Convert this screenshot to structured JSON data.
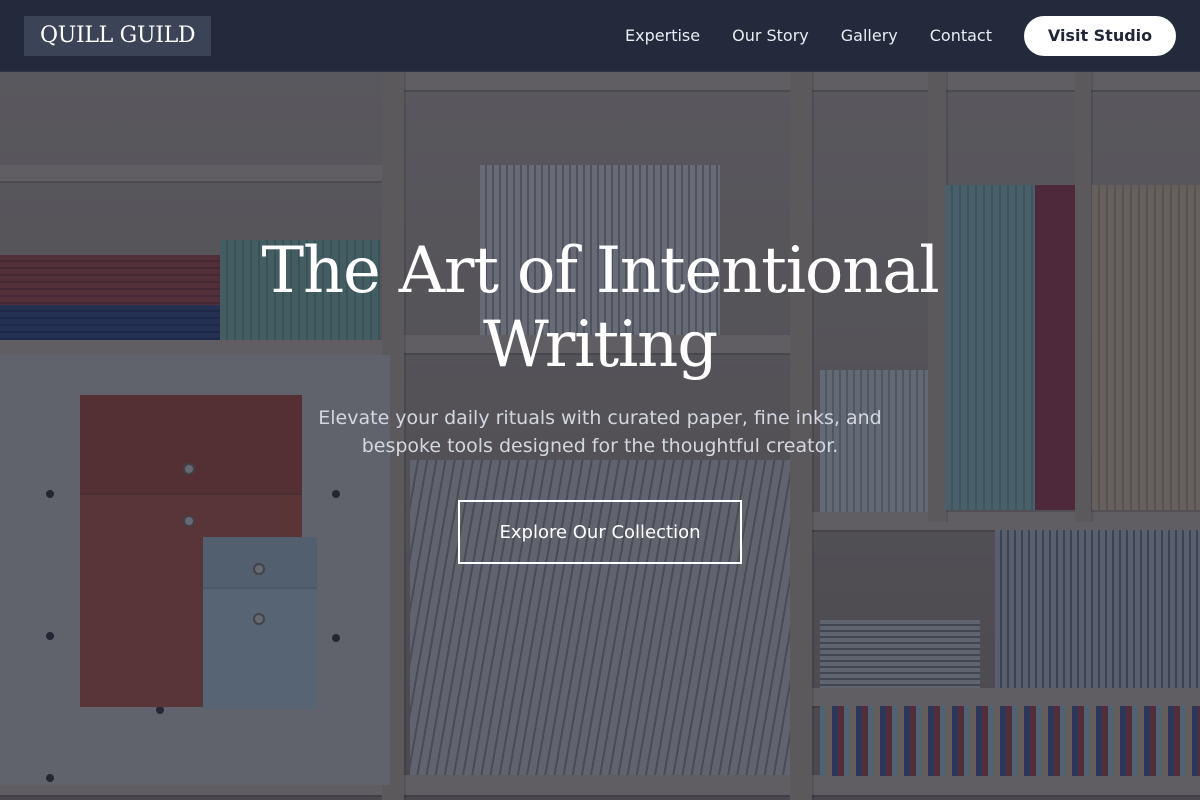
{
  "nav": {
    "logo": "QUILL GUILD",
    "links": [
      "Expertise",
      "Our Story",
      "Gallery",
      "Contact"
    ],
    "cta_label": "Visit Studio"
  },
  "hero": {
    "title": "The Art of Intentional Writing",
    "subtitle": "Elevate your daily rituals with curated paper, fine inks, and bespoke tools designed for the thoughtful creator.",
    "button_label": "Explore Our Collection"
  },
  "colors": {
    "navbar_bg": "#1e2638",
    "overlay": "#161e34",
    "cta_bg": "#ffffff",
    "cta_text": "#1e2638",
    "accent_red_folder": "#c4593f",
    "accent_blue_folder": "#bfd4da"
  }
}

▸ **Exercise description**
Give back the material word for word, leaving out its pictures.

▸ **Answer to this task**
Convert this screenshot to structured JSON data.
{
  "nav": {
    "logo": "QUILL GUILD",
    "links": [
      "Expertise",
      "Our Story",
      "Gallery",
      "Contact"
    ],
    "cta_label": "Visit Studio"
  },
  "hero": {
    "title": "The Art of Intentional Writing",
    "subtitle": "Elevate your daily rituals with curated paper, fine inks, and bespoke tools designed for the thoughtful creator.",
    "button_label": "Explore Our Collection"
  },
  "colors": {
    "navbar_bg": "#1e2638",
    "overlay": "#161e34",
    "cta_bg": "#ffffff",
    "cta_text": "#1e2638",
    "accent_red_folder": "#c4593f",
    "accent_blue_folder": "#bfd4da"
  }
}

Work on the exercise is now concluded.